» What you will do
Filter the listing so that only lines with the word "image" remain.
--------
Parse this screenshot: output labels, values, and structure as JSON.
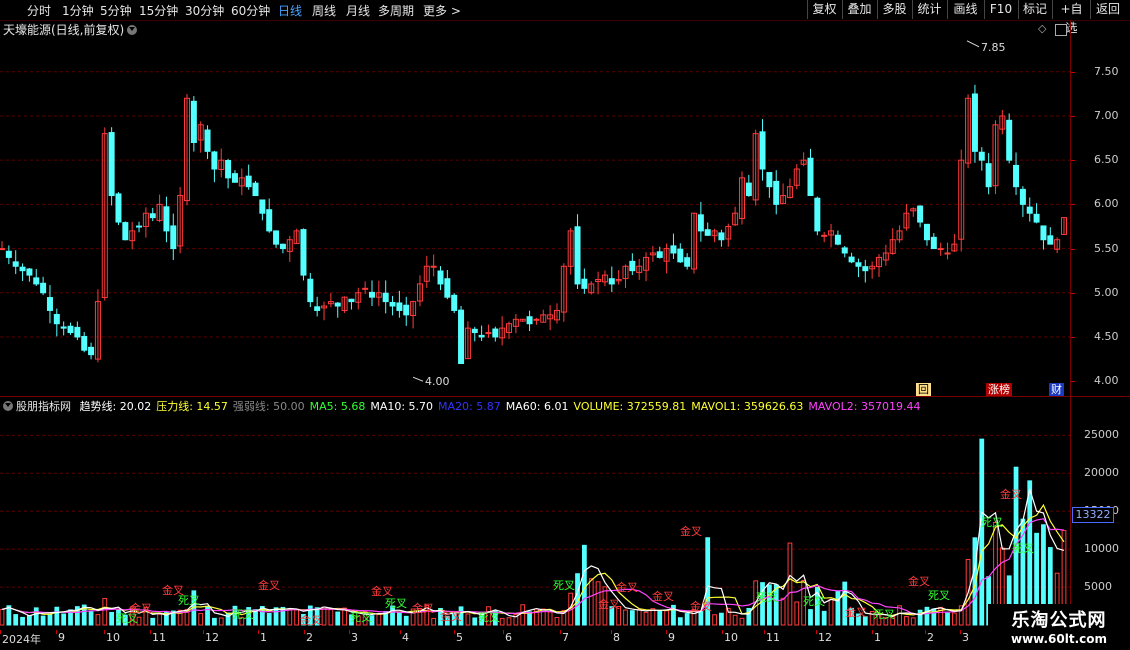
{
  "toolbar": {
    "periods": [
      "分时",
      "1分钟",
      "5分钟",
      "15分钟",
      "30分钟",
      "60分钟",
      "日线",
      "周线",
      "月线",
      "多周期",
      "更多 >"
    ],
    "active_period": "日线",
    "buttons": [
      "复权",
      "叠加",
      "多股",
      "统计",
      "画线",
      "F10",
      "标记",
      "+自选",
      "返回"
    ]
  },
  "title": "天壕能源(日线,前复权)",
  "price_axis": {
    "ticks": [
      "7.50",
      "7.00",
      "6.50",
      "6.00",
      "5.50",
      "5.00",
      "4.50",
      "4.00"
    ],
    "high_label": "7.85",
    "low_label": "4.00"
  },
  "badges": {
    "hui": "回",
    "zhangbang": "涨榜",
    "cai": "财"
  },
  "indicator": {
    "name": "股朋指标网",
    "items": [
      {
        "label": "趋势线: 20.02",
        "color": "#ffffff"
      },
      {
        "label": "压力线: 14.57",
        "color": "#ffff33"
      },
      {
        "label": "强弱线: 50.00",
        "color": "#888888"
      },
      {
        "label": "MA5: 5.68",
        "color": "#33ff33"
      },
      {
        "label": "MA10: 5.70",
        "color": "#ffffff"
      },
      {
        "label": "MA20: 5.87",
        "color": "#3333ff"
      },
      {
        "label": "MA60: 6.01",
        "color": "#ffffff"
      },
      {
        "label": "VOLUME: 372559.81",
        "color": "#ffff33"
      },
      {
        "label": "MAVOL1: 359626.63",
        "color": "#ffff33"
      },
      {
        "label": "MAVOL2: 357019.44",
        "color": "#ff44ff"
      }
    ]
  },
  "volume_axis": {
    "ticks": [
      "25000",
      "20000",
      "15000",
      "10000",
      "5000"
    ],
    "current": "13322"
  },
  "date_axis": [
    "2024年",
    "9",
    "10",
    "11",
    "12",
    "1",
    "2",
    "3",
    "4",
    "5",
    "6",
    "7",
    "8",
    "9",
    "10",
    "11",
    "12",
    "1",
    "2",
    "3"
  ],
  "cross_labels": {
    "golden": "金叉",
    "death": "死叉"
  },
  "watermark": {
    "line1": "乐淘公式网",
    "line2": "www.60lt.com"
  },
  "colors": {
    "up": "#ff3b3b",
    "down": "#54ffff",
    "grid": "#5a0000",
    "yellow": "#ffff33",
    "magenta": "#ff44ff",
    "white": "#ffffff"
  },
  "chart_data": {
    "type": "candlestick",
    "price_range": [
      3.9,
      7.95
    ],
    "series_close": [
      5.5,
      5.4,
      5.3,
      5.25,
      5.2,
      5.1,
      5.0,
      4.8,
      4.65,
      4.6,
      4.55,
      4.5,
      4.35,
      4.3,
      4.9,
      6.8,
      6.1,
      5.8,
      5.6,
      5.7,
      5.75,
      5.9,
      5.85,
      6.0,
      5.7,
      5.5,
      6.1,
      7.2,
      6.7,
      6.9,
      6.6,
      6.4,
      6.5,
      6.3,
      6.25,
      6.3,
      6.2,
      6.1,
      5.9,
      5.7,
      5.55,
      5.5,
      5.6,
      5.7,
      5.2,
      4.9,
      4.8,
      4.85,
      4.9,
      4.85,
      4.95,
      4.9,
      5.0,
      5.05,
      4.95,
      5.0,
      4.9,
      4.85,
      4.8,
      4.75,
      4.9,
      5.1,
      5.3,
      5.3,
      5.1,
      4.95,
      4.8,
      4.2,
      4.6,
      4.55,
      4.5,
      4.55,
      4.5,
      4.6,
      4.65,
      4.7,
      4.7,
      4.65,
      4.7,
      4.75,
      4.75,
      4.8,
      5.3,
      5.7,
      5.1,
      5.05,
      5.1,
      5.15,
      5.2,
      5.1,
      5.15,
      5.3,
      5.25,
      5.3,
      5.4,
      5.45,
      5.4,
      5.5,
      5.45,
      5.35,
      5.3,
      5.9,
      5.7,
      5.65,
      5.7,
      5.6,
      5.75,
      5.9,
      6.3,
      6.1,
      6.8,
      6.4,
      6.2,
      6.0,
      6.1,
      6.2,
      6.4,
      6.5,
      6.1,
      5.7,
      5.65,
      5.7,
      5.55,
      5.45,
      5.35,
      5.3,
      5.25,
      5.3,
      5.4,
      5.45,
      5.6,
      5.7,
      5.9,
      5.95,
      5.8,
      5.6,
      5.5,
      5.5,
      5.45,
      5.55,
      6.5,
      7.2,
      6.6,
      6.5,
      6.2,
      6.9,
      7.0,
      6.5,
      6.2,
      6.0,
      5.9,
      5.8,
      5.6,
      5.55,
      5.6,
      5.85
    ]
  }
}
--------
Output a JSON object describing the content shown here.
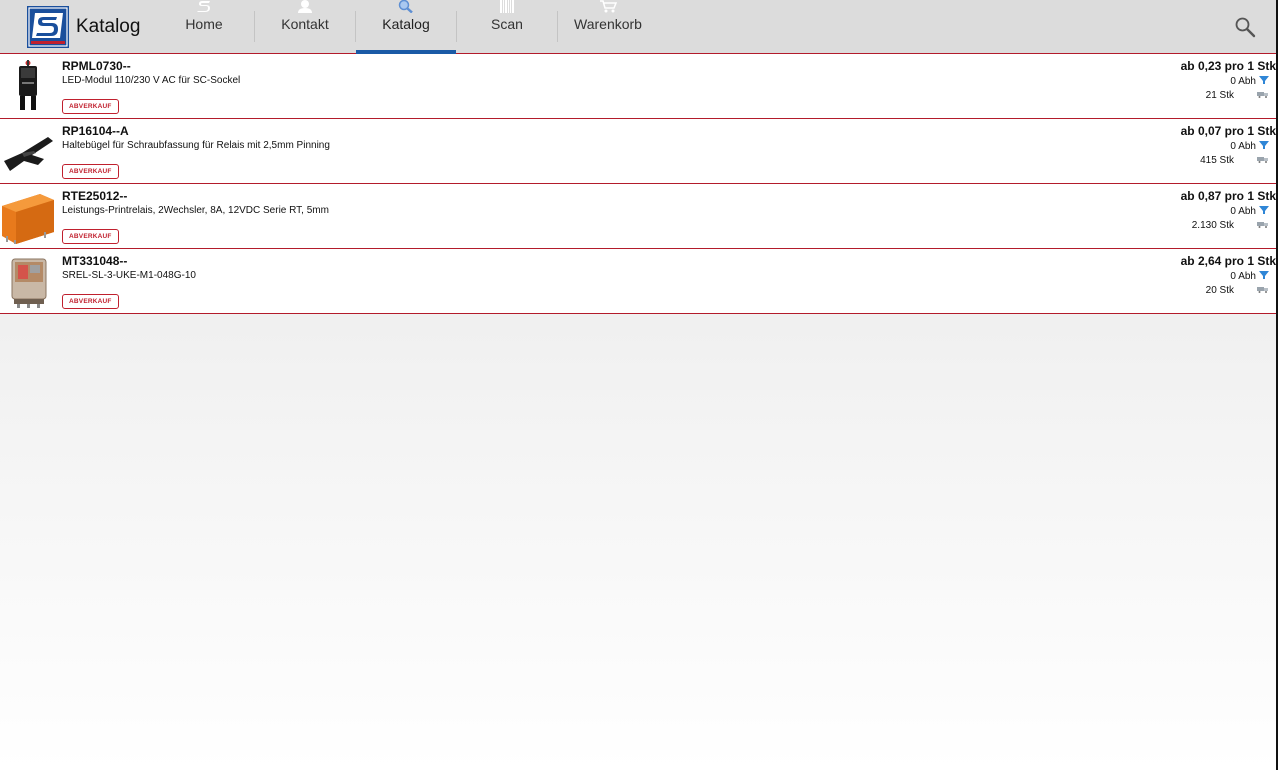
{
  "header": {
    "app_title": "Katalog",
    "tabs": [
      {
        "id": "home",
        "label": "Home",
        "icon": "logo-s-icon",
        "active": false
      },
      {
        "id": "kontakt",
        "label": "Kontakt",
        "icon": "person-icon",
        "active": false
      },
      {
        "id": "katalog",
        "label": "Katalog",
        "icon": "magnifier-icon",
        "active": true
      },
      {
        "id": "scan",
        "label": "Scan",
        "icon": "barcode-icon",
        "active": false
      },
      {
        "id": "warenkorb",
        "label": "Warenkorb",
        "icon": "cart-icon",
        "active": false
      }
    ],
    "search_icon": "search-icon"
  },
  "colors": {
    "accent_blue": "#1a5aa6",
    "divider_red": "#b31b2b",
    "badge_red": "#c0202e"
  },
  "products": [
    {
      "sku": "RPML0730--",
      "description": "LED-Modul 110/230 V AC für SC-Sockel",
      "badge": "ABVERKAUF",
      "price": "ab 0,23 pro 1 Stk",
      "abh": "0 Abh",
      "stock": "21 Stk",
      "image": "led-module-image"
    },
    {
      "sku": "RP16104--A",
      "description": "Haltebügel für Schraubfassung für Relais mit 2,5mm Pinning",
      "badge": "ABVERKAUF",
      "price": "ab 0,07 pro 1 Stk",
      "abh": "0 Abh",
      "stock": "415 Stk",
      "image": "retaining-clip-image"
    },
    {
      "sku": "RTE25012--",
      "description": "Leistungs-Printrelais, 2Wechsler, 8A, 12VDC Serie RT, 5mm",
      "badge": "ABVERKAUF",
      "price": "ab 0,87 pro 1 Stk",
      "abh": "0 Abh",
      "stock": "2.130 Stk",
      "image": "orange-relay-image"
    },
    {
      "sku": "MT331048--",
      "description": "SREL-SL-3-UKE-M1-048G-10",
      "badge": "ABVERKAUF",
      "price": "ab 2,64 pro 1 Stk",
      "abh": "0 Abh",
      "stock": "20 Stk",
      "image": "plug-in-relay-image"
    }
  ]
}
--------
» Final answer
      "image": "led-module-image"
      "image": "retaining-clip-image"
      "image": "orange-relay-image"
      "image": "plug-in-relay-image"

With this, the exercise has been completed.